▶ [Supplied data]:
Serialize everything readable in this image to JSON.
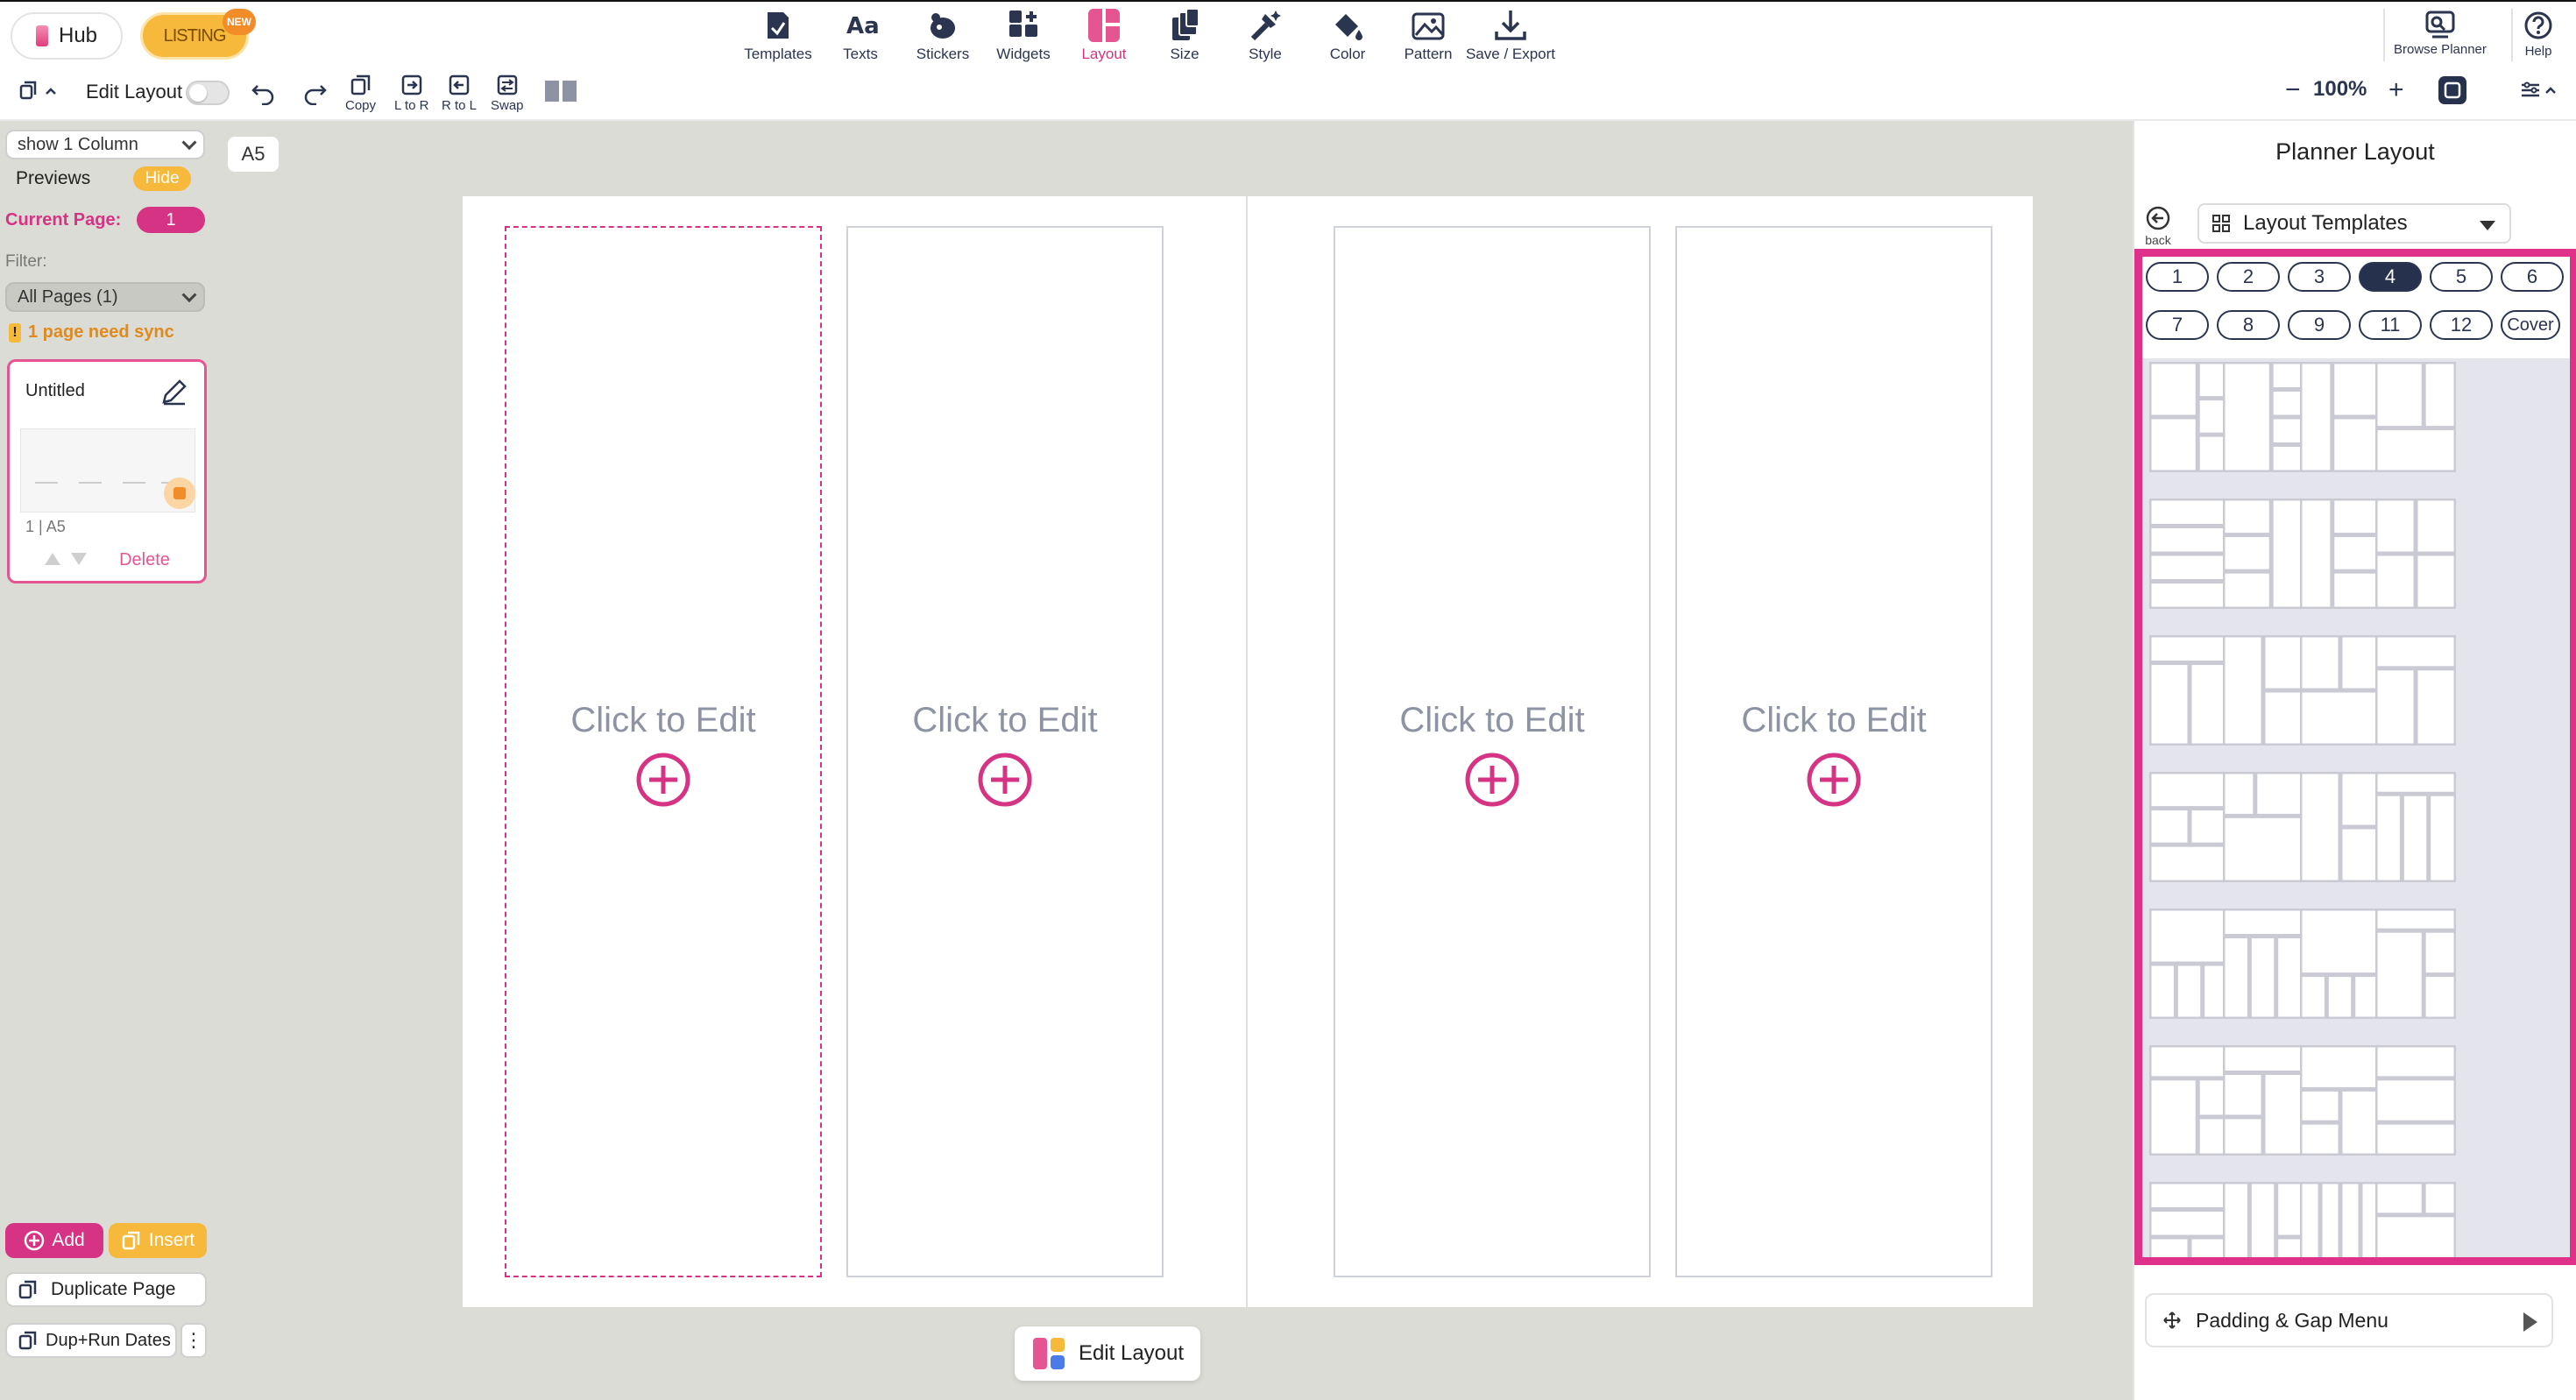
{
  "topbar": {
    "hub_label": "Hub",
    "listing_label": "LISTING",
    "new_badge": "NEW",
    "tools": [
      {
        "label": "Templates",
        "icon": "templates-icon"
      },
      {
        "label": "Texts",
        "icon": "texts-icon"
      },
      {
        "label": "Stickers",
        "icon": "stickers-icon"
      },
      {
        "label": "Widgets",
        "icon": "widgets-icon"
      },
      {
        "label": "Layout",
        "icon": "layout-icon"
      },
      {
        "label": "Size",
        "icon": "size-icon"
      },
      {
        "label": "Style",
        "icon": "style-icon"
      },
      {
        "label": "Color",
        "icon": "color-icon"
      },
      {
        "label": "Pattern",
        "icon": "pattern-icon"
      },
      {
        "label": "Save / Export",
        "icon": "save-export-icon"
      }
    ],
    "active_tool": "Layout",
    "browse_planner_label": "Browse Planner",
    "help_label": "Help",
    "texts_glyph": "Aa"
  },
  "subbar": {
    "edit_layout_label": "Edit Layout",
    "copy_label": "Copy",
    "l_to_r_label": "L to R",
    "r_to_l_label": "R to L",
    "swap_label": "Swap",
    "zoom_minus": "−",
    "zoom_value": "100%",
    "zoom_plus": "+"
  },
  "sidebar": {
    "column_select": "show 1 Column",
    "previews_label": "Previews",
    "hide_label": "Hide",
    "current_page_label": "Current Page:",
    "current_page_value": "1",
    "filter_label": "Filter:",
    "filter_value": "All Pages (1)",
    "sync_warn_glyph": "!",
    "sync_note": "1 page need sync",
    "card": {
      "title": "Untitled",
      "meta": "1 | A5",
      "delete_label": "Delete"
    },
    "add_label": "Add",
    "insert_label": "Insert",
    "duplicate_label": "Duplicate Page",
    "dup_run_label": "Dup+Run Dates",
    "more_glyph": "⋮"
  },
  "canvas": {
    "size_label": "A5",
    "columns": [
      {
        "text": "Click to Edit"
      },
      {
        "text": "Click to Edit"
      },
      {
        "text": "Click to Edit"
      },
      {
        "text": "Click to Edit"
      }
    ],
    "edit_layout_button": "Edit Layout"
  },
  "rpanel": {
    "title": "Planner Layout",
    "back_label": "back",
    "template_select": "Layout Templates",
    "pills": [
      "1",
      "2",
      "3",
      "4",
      "5",
      "6",
      "7",
      "8",
      "9",
      "11",
      "12",
      "Cover"
    ],
    "active_pill": "4",
    "padding_menu": "Padding & Gap Menu"
  },
  "colors": {
    "accent": "#d63384",
    "frame": "#e0318a",
    "listing": "#f6b93b",
    "navy": "#26324d"
  }
}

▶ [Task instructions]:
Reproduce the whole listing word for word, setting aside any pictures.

▶ [Task output]:
Serialize everything readable in this image to JSON.
{
  "topbar": {
    "hub_label": "Hub",
    "listing_label": "LISTING",
    "new_badge": "NEW",
    "tools": [
      {
        "label": "Templates",
        "icon": "templates-icon"
      },
      {
        "label": "Texts",
        "icon": "texts-icon"
      },
      {
        "label": "Stickers",
        "icon": "stickers-icon"
      },
      {
        "label": "Widgets",
        "icon": "widgets-icon"
      },
      {
        "label": "Layout",
        "icon": "layout-icon"
      },
      {
        "label": "Size",
        "icon": "size-icon"
      },
      {
        "label": "Style",
        "icon": "style-icon"
      },
      {
        "label": "Color",
        "icon": "color-icon"
      },
      {
        "label": "Pattern",
        "icon": "pattern-icon"
      },
      {
        "label": "Save / Export",
        "icon": "save-export-icon"
      }
    ],
    "active_tool": "Layout",
    "browse_planner_label": "Browse Planner",
    "help_label": "Help",
    "texts_glyph": "Aa"
  },
  "subbar": {
    "edit_layout_label": "Edit Layout",
    "copy_label": "Copy",
    "l_to_r_label": "L to R",
    "r_to_l_label": "R to L",
    "swap_label": "Swap",
    "zoom_minus": "−",
    "zoom_value": "100%",
    "zoom_plus": "+"
  },
  "sidebar": {
    "column_select": "show 1 Column",
    "previews_label": "Previews",
    "hide_label": "Hide",
    "current_page_label": "Current Page:",
    "current_page_value": "1",
    "filter_label": "Filter:",
    "filter_value": "All Pages (1)",
    "sync_warn_glyph": "!",
    "sync_note": "1 page need sync",
    "card": {
      "title": "Untitled",
      "meta": "1 | A5",
      "delete_label": "Delete"
    },
    "add_label": "Add",
    "insert_label": "Insert",
    "duplicate_label": "Duplicate Page",
    "dup_run_label": "Dup+Run Dates",
    "more_glyph": "⋮"
  },
  "canvas": {
    "size_label": "A5",
    "columns": [
      {
        "text": "Click to Edit"
      },
      {
        "text": "Click to Edit"
      },
      {
        "text": "Click to Edit"
      },
      {
        "text": "Click to Edit"
      }
    ],
    "edit_layout_button": "Edit Layout"
  },
  "rpanel": {
    "title": "Planner Layout",
    "back_label": "back",
    "template_select": "Layout Templates",
    "pills": [
      "1",
      "2",
      "3",
      "4",
      "5",
      "6",
      "7",
      "8",
      "9",
      "11",
      "12",
      "Cover"
    ],
    "active_pill": "4",
    "padding_menu": "Padding & Gap Menu"
  },
  "colors": {
    "accent": "#d63384",
    "frame": "#e0318a",
    "listing": "#f6b93b",
    "navy": "#26324d"
  }
}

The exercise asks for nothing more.